- **BRIEF**
Word for word, repeat all of the entries.

- **RECORDS SUPPLIED**
+-------+
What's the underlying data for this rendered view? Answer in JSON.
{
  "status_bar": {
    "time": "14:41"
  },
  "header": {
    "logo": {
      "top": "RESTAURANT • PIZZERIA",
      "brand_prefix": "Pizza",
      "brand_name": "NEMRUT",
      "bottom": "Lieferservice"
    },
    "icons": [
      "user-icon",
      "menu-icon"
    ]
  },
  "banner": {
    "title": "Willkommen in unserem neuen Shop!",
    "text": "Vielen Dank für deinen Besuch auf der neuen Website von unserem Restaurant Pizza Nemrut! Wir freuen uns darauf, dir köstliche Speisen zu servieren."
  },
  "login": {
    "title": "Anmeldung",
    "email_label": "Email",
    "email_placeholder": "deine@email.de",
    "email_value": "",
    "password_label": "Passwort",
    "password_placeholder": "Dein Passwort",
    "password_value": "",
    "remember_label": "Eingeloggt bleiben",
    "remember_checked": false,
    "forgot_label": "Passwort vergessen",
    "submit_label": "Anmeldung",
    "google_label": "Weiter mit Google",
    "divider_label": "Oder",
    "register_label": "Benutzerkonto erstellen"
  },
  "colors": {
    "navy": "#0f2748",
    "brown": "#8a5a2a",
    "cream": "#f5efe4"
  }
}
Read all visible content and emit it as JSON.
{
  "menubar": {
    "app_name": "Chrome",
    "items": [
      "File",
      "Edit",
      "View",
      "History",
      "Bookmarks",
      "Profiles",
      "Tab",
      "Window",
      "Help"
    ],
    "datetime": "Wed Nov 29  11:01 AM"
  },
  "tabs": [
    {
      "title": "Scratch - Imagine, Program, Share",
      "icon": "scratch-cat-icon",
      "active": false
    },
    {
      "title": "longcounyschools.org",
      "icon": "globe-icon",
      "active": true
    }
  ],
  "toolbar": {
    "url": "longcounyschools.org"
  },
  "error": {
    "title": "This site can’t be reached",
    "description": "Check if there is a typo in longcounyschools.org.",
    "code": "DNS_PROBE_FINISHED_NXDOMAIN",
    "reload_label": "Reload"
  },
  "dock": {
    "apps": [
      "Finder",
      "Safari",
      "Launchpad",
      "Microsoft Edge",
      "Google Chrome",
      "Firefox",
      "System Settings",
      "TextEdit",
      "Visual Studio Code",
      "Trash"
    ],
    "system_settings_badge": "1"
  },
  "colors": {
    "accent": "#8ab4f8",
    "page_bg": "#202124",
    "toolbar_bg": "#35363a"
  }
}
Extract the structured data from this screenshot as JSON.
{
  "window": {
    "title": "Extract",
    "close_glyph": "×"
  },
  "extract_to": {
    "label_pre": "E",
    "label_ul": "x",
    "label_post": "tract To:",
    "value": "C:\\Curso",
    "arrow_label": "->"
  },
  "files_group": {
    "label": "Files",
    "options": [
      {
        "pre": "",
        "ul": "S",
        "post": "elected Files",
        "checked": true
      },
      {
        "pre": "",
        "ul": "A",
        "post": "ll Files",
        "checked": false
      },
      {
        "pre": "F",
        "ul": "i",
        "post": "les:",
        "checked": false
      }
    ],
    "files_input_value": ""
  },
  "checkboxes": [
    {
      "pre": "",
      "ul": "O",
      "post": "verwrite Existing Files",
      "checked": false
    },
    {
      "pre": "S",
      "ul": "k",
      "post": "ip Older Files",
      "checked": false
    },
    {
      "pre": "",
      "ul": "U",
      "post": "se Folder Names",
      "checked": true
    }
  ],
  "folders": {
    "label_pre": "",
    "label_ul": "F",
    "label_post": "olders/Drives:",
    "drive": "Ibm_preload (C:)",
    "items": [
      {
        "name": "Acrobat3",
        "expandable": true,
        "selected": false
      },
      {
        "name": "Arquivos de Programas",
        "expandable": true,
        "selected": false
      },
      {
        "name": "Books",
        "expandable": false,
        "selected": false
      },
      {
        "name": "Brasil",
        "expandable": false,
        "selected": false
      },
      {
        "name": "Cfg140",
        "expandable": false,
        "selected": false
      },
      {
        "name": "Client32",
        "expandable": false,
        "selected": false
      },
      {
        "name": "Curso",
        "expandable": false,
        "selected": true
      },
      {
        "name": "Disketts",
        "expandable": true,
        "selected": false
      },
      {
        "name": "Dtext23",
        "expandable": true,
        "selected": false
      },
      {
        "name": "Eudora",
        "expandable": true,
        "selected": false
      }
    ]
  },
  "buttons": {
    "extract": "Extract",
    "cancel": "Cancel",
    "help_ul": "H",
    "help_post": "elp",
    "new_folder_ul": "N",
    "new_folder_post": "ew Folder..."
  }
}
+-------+
- **EXERCISE ANSWER**
What's the underlying data for this rendered view? Answer in JSON.
{
  "status_bar": {
    "time": "14:41"
  },
  "header": {
    "logo": {
      "top": "RESTAURANT • PIZZERIA",
      "brand_prefix": "Pizza",
      "brand_name": "NEMRUT",
      "bottom": "Lieferservice"
    },
    "icons": [
      "user-icon",
      "menu-icon"
    ]
  },
  "banner": {
    "title": "Willkommen in unserem neuen Shop!",
    "text": "Vielen Dank für deinen Besuch auf der neuen Website von unserem Restaurant Pizza Nemrut! Wir freuen uns darauf, dir köstliche Speisen zu servieren."
  },
  "login": {
    "title": "Anmeldung",
    "email_label": "Email",
    "email_placeholder": "deine@email.de",
    "email_value": "",
    "password_label": "Passwort",
    "password_placeholder": "Dein Passwort",
    "password_value": "",
    "remember_label": "Eingeloggt bleiben",
    "remember_checked": false,
    "forgot_label": "Passwort vergessen",
    "submit_label": "Anmeldung",
    "google_label": "Weiter mit Google",
    "divider_label": "Oder",
    "register_label": "Benutzerkonto erstellen"
  },
  "colors": {
    "navy": "#0f2748",
    "brown": "#8a5a2a",
    "cream": "#f5efe4"
  }
}
Read all visible content and emit it as JSON.
{
  "menubar": {
    "app_name": "Chrome",
    "items": [
      "File",
      "Edit",
      "View",
      "History",
      "Bookmarks",
      "Profiles",
      "Tab",
      "Window",
      "Help"
    ],
    "datetime": "Wed Nov 29  11:01 AM"
  },
  "tabs": [
    {
      "title": "Scratch - Imagine, Program, Share",
      "icon": "scratch-cat-icon",
      "active": false
    },
    {
      "title": "longcounyschools.org",
      "icon": "globe-icon",
      "active": true
    }
  ],
  "toolbar": {
    "url": "longcounyschools.org"
  },
  "error": {
    "title": "This site can’t be reached",
    "description": "Check if there is a typo in longcounyschools.org.",
    "code": "DNS_PROBE_FINISHED_NXDOMAIN",
    "reload_label": "Reload"
  },
  "dock": {
    "apps": [
      "Finder",
      "Safari",
      "Launchpad",
      "Microsoft Edge",
      "Google Chrome",
      "Firefox",
      "System Settings",
      "TextEdit",
      "Visual Studio Code",
      "Trash"
    ],
    "system_settings_badge": "1"
  },
  "colors": {
    "accent": "#8ab4f8",
    "page_bg": "#202124",
    "toolbar_bg": "#35363a"
  }
}
Extract the structured data from this screenshot as JSON.
{
  "window": {
    "title": "Extract",
    "close_glyph": "×"
  },
  "extract_to": {
    "label_pre": "E",
    "label_ul": "x",
    "label_post": "tract To:",
    "value": "C:\\Curso",
    "arrow_label": "->"
  },
  "files_group": {
    "label": "Files",
    "options": [
      {
        "pre": "",
        "ul": "S",
        "post": "elected Files",
        "checked": true
      },
      {
        "pre": "",
        "ul": "A",
        "post": "ll Files",
        "checked": false
      },
      {
        "pre": "F",
        "ul": "i",
        "post": "les:",
        "checked": false
      }
    ],
    "files_input_value": ""
  },
  "checkboxes": [
    {
      "pre": "",
      "ul": "O",
      "post": "verwrite Existing Files",
      "checked": false
    },
    {
      "pre": "S",
      "ul": "k",
      "post": "ip Older Files",
      "checked": false
    },
    {
      "pre": "",
      "ul": "U",
      "post": "se Folder Names",
      "checked": true
    }
  ],
  "folders": {
    "label_pre": "",
    "label_ul": "F",
    "label_post": "olders/Drives:",
    "drive": "Ibm_preload (C:)",
    "items": [
      {
        "name": "Acrobat3",
        "expandable": true,
        "selected": false
      },
      {
        "name": "Arquivos de Programas",
        "expandable": true,
        "selected": false
      },
      {
        "name": "Books",
        "expandable": false,
        "selected": false
      },
      {
        "name": "Brasil",
        "expandable": false,
        "selected": false
      },
      {
        "name": "Cfg140",
        "expandable": false,
        "selected": false
      },
      {
        "name": "Client32",
        "expandable": false,
        "selected": false
      },
      {
        "name": "Curso",
        "expandable": false,
        "selected": true
      },
      {
        "name": "Disketts",
        "expandable": true,
        "selected": false
      },
      {
        "name": "Dtext23",
        "expandable": true,
        "selected": false
      },
      {
        "name": "Eudora",
        "expandable": true,
        "selected": false
      }
    ]
  },
  "buttons": {
    "extract": "Extract",
    "cancel": "Cancel",
    "help_ul": "H",
    "help_post": "elp",
    "new_folder_ul": "N",
    "new_folder_post": "ew Folder..."
  }
}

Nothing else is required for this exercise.